> **What you are asked to do**
In the records below, which lines include "China"? Copy them.

Source data:
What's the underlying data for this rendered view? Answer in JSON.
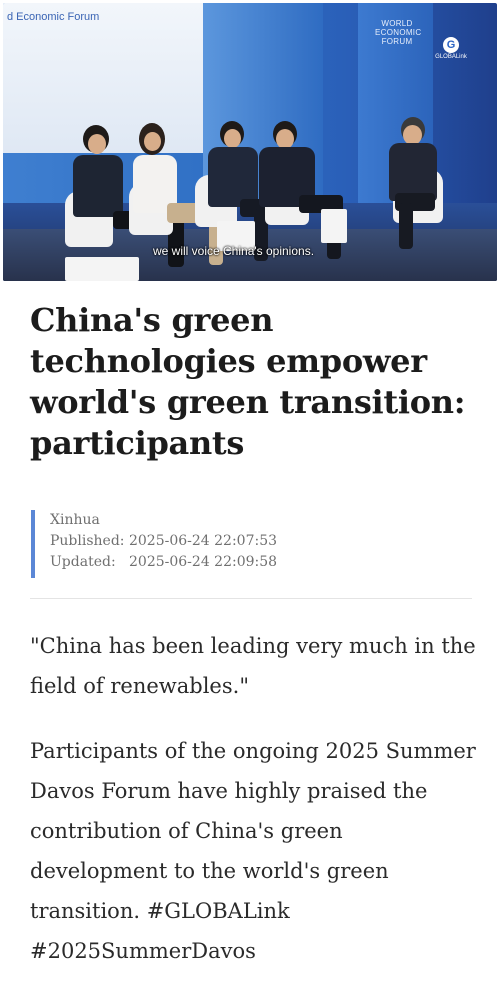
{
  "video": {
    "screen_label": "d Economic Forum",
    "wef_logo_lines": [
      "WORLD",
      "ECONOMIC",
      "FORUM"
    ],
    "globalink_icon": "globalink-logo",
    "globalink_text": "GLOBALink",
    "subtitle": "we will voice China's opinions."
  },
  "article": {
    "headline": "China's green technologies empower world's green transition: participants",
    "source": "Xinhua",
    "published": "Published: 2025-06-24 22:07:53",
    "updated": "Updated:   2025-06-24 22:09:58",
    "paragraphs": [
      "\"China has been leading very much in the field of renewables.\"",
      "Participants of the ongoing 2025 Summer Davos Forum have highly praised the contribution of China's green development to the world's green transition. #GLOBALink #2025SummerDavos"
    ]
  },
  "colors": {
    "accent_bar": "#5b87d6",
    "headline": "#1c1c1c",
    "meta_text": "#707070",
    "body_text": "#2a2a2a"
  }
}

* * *

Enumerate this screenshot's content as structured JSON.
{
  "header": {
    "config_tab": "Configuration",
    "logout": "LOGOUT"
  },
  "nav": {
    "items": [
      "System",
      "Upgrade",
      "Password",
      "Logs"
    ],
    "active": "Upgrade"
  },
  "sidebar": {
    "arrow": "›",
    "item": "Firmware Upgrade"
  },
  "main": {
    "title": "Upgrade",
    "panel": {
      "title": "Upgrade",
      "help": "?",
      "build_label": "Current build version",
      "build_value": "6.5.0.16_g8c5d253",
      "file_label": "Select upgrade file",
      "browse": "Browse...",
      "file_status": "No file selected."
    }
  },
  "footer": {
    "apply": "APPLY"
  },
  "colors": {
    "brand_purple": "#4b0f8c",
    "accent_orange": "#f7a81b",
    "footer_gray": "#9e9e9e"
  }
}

> **Exercise output**
    "subtitle": "we will voice China's opinions."
    "headline": "China's green technologies empower world's green transition: participants",
      "\"China has been leading very much in the field of renewables.\"",
      "Participants of the ongoing 2025 Summer Davos Forum have highly praised the contribution of China's green development to the world's green transition. #GLOBALink #2025SummerDavos"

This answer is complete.